The Story behind the Bonfire Processor - Part I

In my professional live I’m a software development manager at ORTEC B.V. We are focusing on Software solutions for all sorts of logistics optimization, e.g. optimization of transportation routes or workforce schedules. If you want to know more about it, visit our Website.

While starting on hardware level already a school time, the twists and events in my life have moved me more and more up on the technology stack, so that today I have to do with cloud platforms, virtualization and a lot of other stuff many levels above the hardware.

So about 2.5 years ago I started to experiment with FPGAs. Just as a hobby, and as an idea to go back to my “roots”, but with modern technologies. I was always been interested in hardware and especially in processor architecture. I never stopped to read literature, articles, white papers from processor vendors, etc. over all the years.

FPGAs are a great tool to democratize access to hardware design. As a single person I can basically design my own chip. Of course not a processor core competing with a Intel processor or an ARM application class core, but something comparable with a Cortex-M micro controller core.

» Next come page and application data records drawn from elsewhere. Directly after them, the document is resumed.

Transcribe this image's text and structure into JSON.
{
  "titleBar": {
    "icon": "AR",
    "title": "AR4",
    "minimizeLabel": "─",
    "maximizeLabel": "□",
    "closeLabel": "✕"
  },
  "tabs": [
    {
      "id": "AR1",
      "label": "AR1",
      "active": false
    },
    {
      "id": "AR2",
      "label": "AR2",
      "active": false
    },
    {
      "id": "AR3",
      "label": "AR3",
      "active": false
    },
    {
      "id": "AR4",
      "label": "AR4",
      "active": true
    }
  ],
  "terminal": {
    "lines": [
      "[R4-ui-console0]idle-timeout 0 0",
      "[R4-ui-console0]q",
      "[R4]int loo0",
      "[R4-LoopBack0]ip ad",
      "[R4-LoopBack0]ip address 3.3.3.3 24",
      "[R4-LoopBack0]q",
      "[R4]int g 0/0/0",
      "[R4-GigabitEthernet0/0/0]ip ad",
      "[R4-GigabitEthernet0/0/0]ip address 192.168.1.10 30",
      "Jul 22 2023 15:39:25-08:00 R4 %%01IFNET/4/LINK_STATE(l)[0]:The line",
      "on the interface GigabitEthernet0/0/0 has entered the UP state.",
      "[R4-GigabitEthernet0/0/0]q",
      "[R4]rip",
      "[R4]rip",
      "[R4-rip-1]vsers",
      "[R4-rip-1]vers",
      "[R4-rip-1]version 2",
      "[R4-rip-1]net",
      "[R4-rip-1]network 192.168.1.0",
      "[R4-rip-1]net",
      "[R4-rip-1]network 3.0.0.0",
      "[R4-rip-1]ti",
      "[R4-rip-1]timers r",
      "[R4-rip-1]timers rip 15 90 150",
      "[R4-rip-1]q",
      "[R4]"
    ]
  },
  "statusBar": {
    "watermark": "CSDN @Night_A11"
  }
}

While doing research about the topic I stumbled over RISC-V. I also experimented with an open source RISC-V core on VHDL, the “Potato Processor”. It is nice design, I tried to adapt it to the Papilio Pro Spartan-6 Board I was using at that time (originally it is designed for the Arty board). It was not complicated to adapt to ISE/Spartan-6 and after one or two days of work I could successfully simulate it. Unfortunately I did not get it running on the real hardware, for some reason it crashed after a few instructions.

On of the lessons I learned is that there are a lot of subtle differences between simulation and synthesis, at least with the Xilinx tools. To be on the save side it is important to simulate and test on hardware in parallel as early as possible. It is a lot of work, because hardware “test benches” and simulation test benches are completely different things and testing and debugging is much harder than in software development.

Finally I gave up on Potato, also because the timing closure I was able to reach on the Spartan-6 was also not very promising. I had seen from other designs that 100Mhz should be no problem for a 32 Bit pipelined RISC design.

During my research I also found the LXP32 CPU, a simple 32 Bit 3 Stage design. It easily reached about 128Mhz on the Spartan-6 and I was also able to get it running (it can only be programmed in its special assembly language). I also found it quite well documented and easy to understand. After some thinking about it, I found it reasonable to just replace the decode stage with a RISC-V decoder. And indeed it was easy, after a few days the first RISC-V assembly programs run on it, after around a month I had the full RV32IM instruction set implemented so I could run a “Hello World” C program. The LXP32 execution stage had a few things missing for RISC-V, e.g. 16Bit Load/Stores, or the upper 32 Bit Multiplication. But this was easy to add.

So after a short time a had a full working RISC-V 32Bit user level implementation.